It might notlook it to the casual outside observer, but stay-at-home dads are a toughbreed. Behind all of the dangling diaper-bags, strollers, children’s songs, anddried-up drool is a very capable man. A man who can transfer two snoozingchildren, one on each arm, from the mini-van through the heat of theday — unlocking the door to the house and slipping them into their respectivebeds without waking them up. A man who, on little to no sleep, must plan forany and every situation, magnificent or mundane. A man who must learn not topanic through bouts of uncontrollable backseat tears and screams while drivingin bumper-to-bumper rush hour traffic. A man who truly knows the value oftaking a long, deep breath.
Stay-at-homemothers feel these same stresses. But the ways men deal with them are anothermatter entirely. As proud and contented as I feel with my children, and ascomfortable as I am with the choices my wife and I have made, there aredefinitely times when I find myself desperately needing to do somethingspecific to assert my manhood. I daydream about spending weekends with a fewbuddies in the mountains, throwing a hatchet into a tree, or finding the timeto grab a paddle and spend hours of solitude on a river in a canoe.
The non-stopnature of the job is daunting and can feel overwhelming at times. Everly andArlo remind me time and again that toddlers do not wake up slow. As soon as theireyes open, I am on duty and I had better be ready. there is no drive to andfrom work during which I can prepare or clear my mind. there are no peerreviews, no thumbs up from the boss, no lunch breaks, and sometimes hardly anybathroom breaks. and there is little time to dedicate to my passions and hobbies — I’ve learned to set myself to the side for a while.
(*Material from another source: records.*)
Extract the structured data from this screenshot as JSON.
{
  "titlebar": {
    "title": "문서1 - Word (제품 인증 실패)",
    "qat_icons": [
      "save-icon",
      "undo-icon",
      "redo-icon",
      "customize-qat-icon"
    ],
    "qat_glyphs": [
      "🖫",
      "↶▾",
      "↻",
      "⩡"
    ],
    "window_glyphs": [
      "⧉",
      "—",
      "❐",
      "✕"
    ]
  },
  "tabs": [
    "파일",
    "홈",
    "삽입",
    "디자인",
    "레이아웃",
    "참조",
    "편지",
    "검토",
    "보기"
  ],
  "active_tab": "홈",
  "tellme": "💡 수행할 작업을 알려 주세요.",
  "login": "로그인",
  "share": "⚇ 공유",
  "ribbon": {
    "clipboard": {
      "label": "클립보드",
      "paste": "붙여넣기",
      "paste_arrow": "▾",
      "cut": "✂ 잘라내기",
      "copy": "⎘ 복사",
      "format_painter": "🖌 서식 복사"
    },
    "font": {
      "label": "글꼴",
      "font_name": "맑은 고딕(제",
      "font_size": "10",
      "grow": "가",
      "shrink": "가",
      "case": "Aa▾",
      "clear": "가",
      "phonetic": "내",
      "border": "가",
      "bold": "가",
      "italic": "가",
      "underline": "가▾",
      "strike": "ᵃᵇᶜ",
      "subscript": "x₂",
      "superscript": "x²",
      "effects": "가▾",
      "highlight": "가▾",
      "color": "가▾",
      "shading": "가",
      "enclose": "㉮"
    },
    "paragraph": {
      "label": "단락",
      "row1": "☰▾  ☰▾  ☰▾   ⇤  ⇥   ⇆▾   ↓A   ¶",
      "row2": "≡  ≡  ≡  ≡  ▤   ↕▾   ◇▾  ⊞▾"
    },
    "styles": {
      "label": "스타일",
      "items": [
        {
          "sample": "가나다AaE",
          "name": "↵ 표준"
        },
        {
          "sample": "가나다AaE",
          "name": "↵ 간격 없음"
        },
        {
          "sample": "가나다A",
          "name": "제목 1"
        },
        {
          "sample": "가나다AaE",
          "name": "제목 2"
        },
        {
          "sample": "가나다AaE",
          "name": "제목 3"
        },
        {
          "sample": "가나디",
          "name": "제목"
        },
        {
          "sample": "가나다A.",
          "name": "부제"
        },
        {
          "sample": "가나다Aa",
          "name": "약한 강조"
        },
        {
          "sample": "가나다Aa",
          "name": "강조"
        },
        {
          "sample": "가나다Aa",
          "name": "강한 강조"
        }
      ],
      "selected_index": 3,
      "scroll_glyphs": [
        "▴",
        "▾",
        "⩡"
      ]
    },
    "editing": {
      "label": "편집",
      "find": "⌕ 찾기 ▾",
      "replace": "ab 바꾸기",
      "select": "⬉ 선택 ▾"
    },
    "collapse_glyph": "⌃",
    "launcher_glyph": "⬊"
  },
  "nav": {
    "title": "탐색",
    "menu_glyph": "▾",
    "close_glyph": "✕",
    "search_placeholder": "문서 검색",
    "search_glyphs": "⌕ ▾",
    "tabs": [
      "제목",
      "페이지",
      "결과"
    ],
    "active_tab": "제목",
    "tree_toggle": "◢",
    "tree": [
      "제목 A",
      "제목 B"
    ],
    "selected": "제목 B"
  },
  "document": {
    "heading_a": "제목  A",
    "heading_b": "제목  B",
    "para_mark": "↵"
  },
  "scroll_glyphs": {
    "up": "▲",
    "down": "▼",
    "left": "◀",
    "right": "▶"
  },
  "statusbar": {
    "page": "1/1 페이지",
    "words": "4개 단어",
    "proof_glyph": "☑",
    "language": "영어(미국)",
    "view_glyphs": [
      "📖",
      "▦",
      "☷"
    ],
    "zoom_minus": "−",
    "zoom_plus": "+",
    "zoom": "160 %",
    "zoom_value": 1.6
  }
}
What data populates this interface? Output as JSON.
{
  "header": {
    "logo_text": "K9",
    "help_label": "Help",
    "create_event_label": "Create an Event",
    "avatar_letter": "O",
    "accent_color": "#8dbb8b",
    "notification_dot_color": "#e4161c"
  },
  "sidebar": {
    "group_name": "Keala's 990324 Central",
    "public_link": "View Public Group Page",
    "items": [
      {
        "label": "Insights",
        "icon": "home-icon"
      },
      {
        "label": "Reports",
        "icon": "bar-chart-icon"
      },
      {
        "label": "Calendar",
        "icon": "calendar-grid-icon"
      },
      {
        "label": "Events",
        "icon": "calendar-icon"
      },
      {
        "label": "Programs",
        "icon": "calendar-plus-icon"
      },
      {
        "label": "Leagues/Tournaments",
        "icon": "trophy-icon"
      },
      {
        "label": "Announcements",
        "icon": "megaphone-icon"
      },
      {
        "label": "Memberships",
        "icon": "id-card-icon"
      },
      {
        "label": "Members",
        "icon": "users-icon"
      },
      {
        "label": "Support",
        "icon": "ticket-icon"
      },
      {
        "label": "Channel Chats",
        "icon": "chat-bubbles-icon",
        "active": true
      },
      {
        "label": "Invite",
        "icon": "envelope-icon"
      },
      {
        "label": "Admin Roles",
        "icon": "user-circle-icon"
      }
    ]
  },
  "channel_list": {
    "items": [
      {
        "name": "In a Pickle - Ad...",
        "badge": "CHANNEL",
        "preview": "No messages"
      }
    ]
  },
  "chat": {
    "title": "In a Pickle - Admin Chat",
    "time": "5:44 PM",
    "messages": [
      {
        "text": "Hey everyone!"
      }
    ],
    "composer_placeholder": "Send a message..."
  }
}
Still, I findpockets of time. When I was out playing gigs late into the night, I certainlynever considered the possibility that I would one day be hiding away in thefarthest corner of our house, playing my guitar through headphones and singingjust above a whisper so as not to wake my children at 9 p.m. on a Wednesdaynight. I once wrote and recorded albums in a matter of months; now I’m a yearand a half into recording my current album.
But I nolonger have to seek out inspiration, as the kids bless me with it constantly.We spend time almost every day together in the music room, singing intomicrophones and beating on banjos and tambourines. Music is one of my most useful parenting tools: It can overpower my children’s tears and make them wiggleand shake with wild abandon. It’s also brought forth the most intimate musicalmoments I’ve ever experienced, like witnessing Everly’s sleepy-faced joy as Iburst through her door first thing in the morning with a guitar — or softlyhumming “Amazing Grace” into Arlo’s ear as he lay on the recovery table after his heartsurgery.
Being astay-at-home dad uses every skill I’ve ever acquired in some form or another.It has made me more capable, more centered, and more balanced. It has toughenedme up and, at the same time, sweetened my spirit. It has made me less selfishand more patient. It has made me a better man.
Sometimes, itsimply wears me out. The grey hairs are appearing in greater number andfrequency these days, reminding me of an old proverb I stumbled across duringour first pregnancy and recently worked into a song. becoming a father, itsays, “will put silver in your hair, and gold in your heart.” being a stay-at-homedad has revealed this to be an absolute truth.
The Manly Job of the Stay-at-Home Dad